• WHAT THE TASK ASKS:
The entries must be repeated verbatim, and their images left out.
--- EXERCISE INPUTS ---
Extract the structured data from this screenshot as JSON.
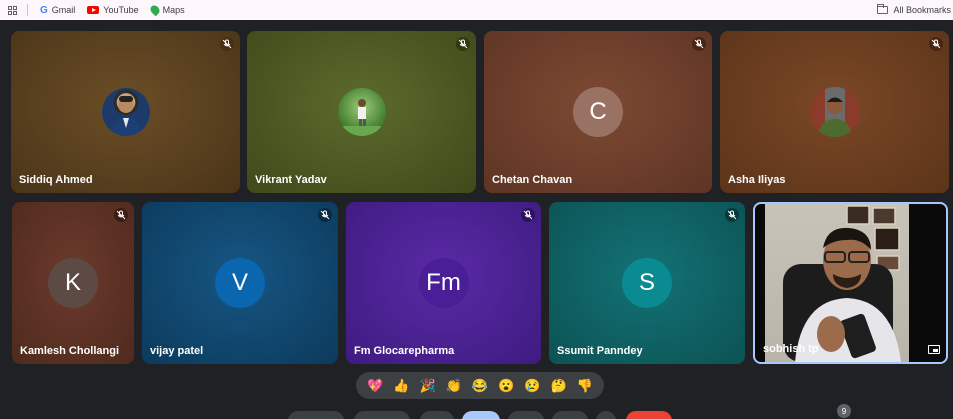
{
  "bookmarks": {
    "items": [
      {
        "label": "Gmail",
        "icon": "gmail-icon"
      },
      {
        "label": "YouTube",
        "icon": "youtube-icon"
      },
      {
        "label": "Maps",
        "icon": "maps-icon"
      }
    ],
    "all_bookmarks": "All Bookmarks"
  },
  "participants": [
    {
      "name": "Siddiq Ahmed",
      "avatar": "photo",
      "muted": true,
      "bg": "#5a3f1c"
    },
    {
      "name": "Vikrant Yadav",
      "avatar": "photo",
      "muted": true,
      "bg": "#4a5522"
    },
    {
      "name": "Chetan Chavan",
      "avatar": "C",
      "muted": true,
      "bg": "#6b3f2b"
    },
    {
      "name": "Asha Iliyas",
      "avatar": "photo",
      "muted": true,
      "bg": "#6d3e22"
    },
    {
      "name": "Kamlesh Chollangi",
      "avatar": "K",
      "muted": true,
      "bg": "#5a3024"
    },
    {
      "name": "vijay patel",
      "avatar": "V",
      "muted": true,
      "bg": "#0f4a74"
    },
    {
      "name": "Fm Glocarepharma",
      "avatar": "Fm",
      "muted": true,
      "bg": "#4d2394"
    },
    {
      "name": "Ssumit Panndey",
      "avatar": "S",
      "muted": true,
      "bg": "#0e6465"
    },
    {
      "name": "sobhish tp",
      "avatar": "video",
      "muted": false,
      "bg": "#1a1a1a"
    }
  ],
  "reactions": [
    "💖",
    "👍",
    "🎉",
    "👏",
    "😂",
    "😮",
    "😢",
    "🤔",
    "👎"
  ],
  "participant_count_badge": "9",
  "colors": {
    "background": "#202124",
    "reaction_bar": "#3c4043",
    "active_border": "#a8c7fa",
    "end_call": "#ea4335"
  }
}
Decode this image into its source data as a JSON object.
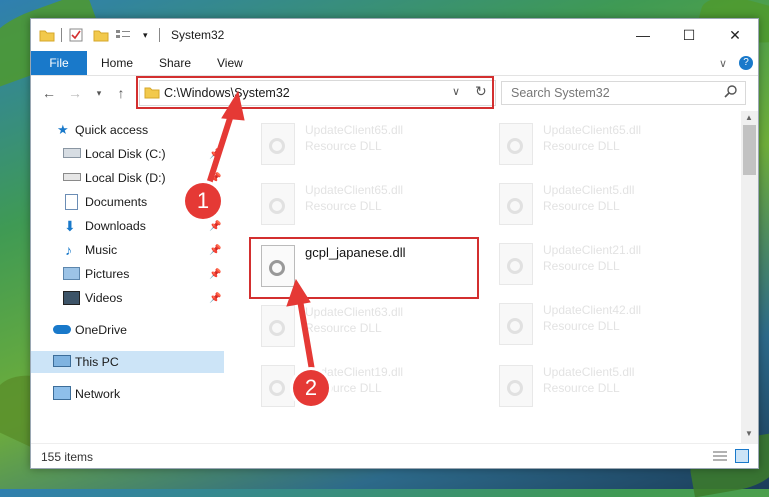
{
  "window": {
    "title": "System32",
    "minimize_glyph": "—",
    "maximize_glyph": "☐",
    "close_glyph": "✕"
  },
  "ribbon": {
    "tabs": [
      {
        "label": "File"
      },
      {
        "label": "Home"
      },
      {
        "label": "Share"
      },
      {
        "label": "View"
      }
    ],
    "help_glyph": "?",
    "collapse_glyph": "∨"
  },
  "address": {
    "path": "C:\\Windows\\System32",
    "dropdown_glyph": "∨",
    "refresh_glyph": "↻"
  },
  "search": {
    "placeholder": "Search System32",
    "icon": "search-icon"
  },
  "sidebar": {
    "items": [
      {
        "label": "Quick access",
        "icon": "star-icon"
      },
      {
        "label": "Local Disk (C:)",
        "icon": "drive-icon"
      },
      {
        "label": "Local Disk (D:)",
        "icon": "drive-icon"
      },
      {
        "label": "Documents",
        "icon": "documents-icon"
      },
      {
        "label": "Downloads",
        "icon": "downloads-icon"
      },
      {
        "label": "Music",
        "icon": "music-icon"
      },
      {
        "label": "Pictures",
        "icon": "pictures-icon"
      },
      {
        "label": "Videos",
        "icon": "videos-icon"
      },
      {
        "label": "OneDrive",
        "icon": "cloud-icon"
      },
      {
        "label": "This PC",
        "icon": "computer-icon"
      },
      {
        "label": "Network",
        "icon": "network-icon"
      }
    ]
  },
  "files": {
    "left_column": [
      {
        "name": "UpdateClient65.dll",
        "type": "Resource DLL"
      },
      {
        "name": "UpdateClient65.dll",
        "type": "Resource DLL"
      },
      {
        "name": "gcpl_japanese.dll",
        "type": ""
      },
      {
        "name": "UpdateClient63.dll",
        "type": "Resource DLL"
      },
      {
        "name": "UpdateClient19.dll",
        "type": "Resource DLL"
      }
    ],
    "right_column": [
      {
        "name": "UpdateClient65.dll",
        "type": "Resource DLL"
      },
      {
        "name": "UpdateClient5.dll",
        "type": "Resource DLL"
      },
      {
        "name": "UpdateClient21.dll",
        "type": "Resource DLL"
      },
      {
        "name": "UpdateClient42.dll",
        "type": "Resource DLL"
      },
      {
        "name": "UpdateClient5.dll",
        "type": "Resource DLL"
      }
    ]
  },
  "status": {
    "item_count": "155 items"
  },
  "annotations": {
    "badge1": "1",
    "badge2": "2",
    "highlight_color": "#d32f2f"
  },
  "colors": {
    "accent": "#1979ca",
    "selected": "#cce4f7"
  }
}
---
• EXERCISE RESULT:
Extract the structured data from this screenshot as JSON.
{
  "bookmarks": {
    "items": [
      {
        "label": "Gmail",
        "icon": "gmail-icon"
      },
      {
        "label": "YouTube",
        "icon": "youtube-icon"
      },
      {
        "label": "Maps",
        "icon": "maps-icon"
      }
    ],
    "all_bookmarks": "All Bookmarks"
  },
  "participants": [
    {
      "name": "Siddiq Ahmed",
      "avatar": "photo",
      "muted": true,
      "bg": "#5a3f1c"
    },
    {
      "name": "Vikrant Yadav",
      "avatar": "photo",
      "muted": true,
      "bg": "#4a5522"
    },
    {
      "name": "Chetan Chavan",
      "avatar": "C",
      "muted": true,
      "bg": "#6b3f2b"
    },
    {
      "name": "Asha Iliyas",
      "avatar": "photo",
      "muted": true,
      "bg": "#6d3e22"
    },
    {
      "name": "Kamlesh Chollangi",
      "avatar": "K",
      "muted": true,
      "bg": "#5a3024"
    },
    {
      "name": "vijay patel",
      "avatar": "V",
      "muted": true,
      "bg": "#0f4a74"
    },
    {
      "name": "Fm Glocarepharma",
      "avatar": "Fm",
      "muted": true,
      "bg": "#4d2394"
    },
    {
      "name": "Ssumit Panndey",
      "avatar": "S",
      "muted": true,
      "bg": "#0e6465"
    },
    {
      "name": "sobhish tp",
      "avatar": "video",
      "muted": false,
      "bg": "#1a1a1a"
    }
  ],
  "reactions": [
    "💖",
    "👍",
    "🎉",
    "👏",
    "😂",
    "😮",
    "😢",
    "🤔",
    "👎"
  ],
  "participant_count_badge": "9",
  "colors": {
    "background": "#202124",
    "reaction_bar": "#3c4043",
    "active_border": "#a8c7fa",
    "end_call": "#ea4335"
  }
}
Decode this image into its source data as a JSON object.
{
  "window": {
    "title": "System32",
    "minimize_glyph": "—",
    "maximize_glyph": "☐",
    "close_glyph": "✕"
  },
  "ribbon": {
    "tabs": [
      {
        "label": "File"
      },
      {
        "label": "Home"
      },
      {
        "label": "Share"
      },
      {
        "label": "View"
      }
    ],
    "help_glyph": "?",
    "collapse_glyph": "∨"
  },
  "address": {
    "path": "C:\\Windows\\System32",
    "dropdown_glyph": "∨",
    "refresh_glyph": "↻"
  },
  "search": {
    "placeholder": "Search System32",
    "icon": "search-icon"
  },
  "sidebar": {
    "items": [
      {
        "label": "Quick access",
        "icon": "star-icon"
      },
      {
        "label": "Local Disk (C:)",
        "icon": "drive-icon"
      },
      {
        "label": "Local Disk (D:)",
        "icon": "drive-icon"
      },
      {
        "label": "Documents",
        "icon": "documents-icon"
      },
      {
        "label": "Downloads",
        "icon": "downloads-icon"
      },
      {
        "label": "Music",
        "icon": "music-icon"
      },
      {
        "label": "Pictures",
        "icon": "pictures-icon"
      },
      {
        "label": "Videos",
        "icon": "videos-icon"
      },
      {
        "label": "OneDrive",
        "icon": "cloud-icon"
      },
      {
        "label": "This PC",
        "icon": "computer-icon"
      },
      {
        "label": "Network",
        "icon": "network-icon"
      }
    ]
  },
  "files": {
    "left_column": [
      {
        "name": "UpdateClient65.dll",
        "type": "Resource DLL"
      },
      {
        "name": "UpdateClient65.dll",
        "type": "Resource DLL"
      },
      {
        "name": "gcpl_japanese.dll",
        "type": ""
      },
      {
        "name": "UpdateClient63.dll",
        "type": "Resource DLL"
      },
      {
        "name": "UpdateClient19.dll",
        "type": "Resource DLL"
      }
    ],
    "right_column": [
      {
        "name": "UpdateClient65.dll",
        "type": "Resource DLL"
      },
      {
        "name": "UpdateClient5.dll",
        "type": "Resource DLL"
      },
      {
        "name": "UpdateClient21.dll",
        "type": "Resource DLL"
      },
      {
        "name": "UpdateClient42.dll",
        "type": "Resource DLL"
      },
      {
        "name": "UpdateClient5.dll",
        "type": "Resource DLL"
      }
    ]
  },
  "status": {
    "item_count": "155 items"
  },
  "annotations": {
    "badge1": "1",
    "badge2": "2",
    "highlight_color": "#d32f2f"
  },
  "colors": {
    "accent": "#1979ca",
    "selected": "#cce4f7"
  }
}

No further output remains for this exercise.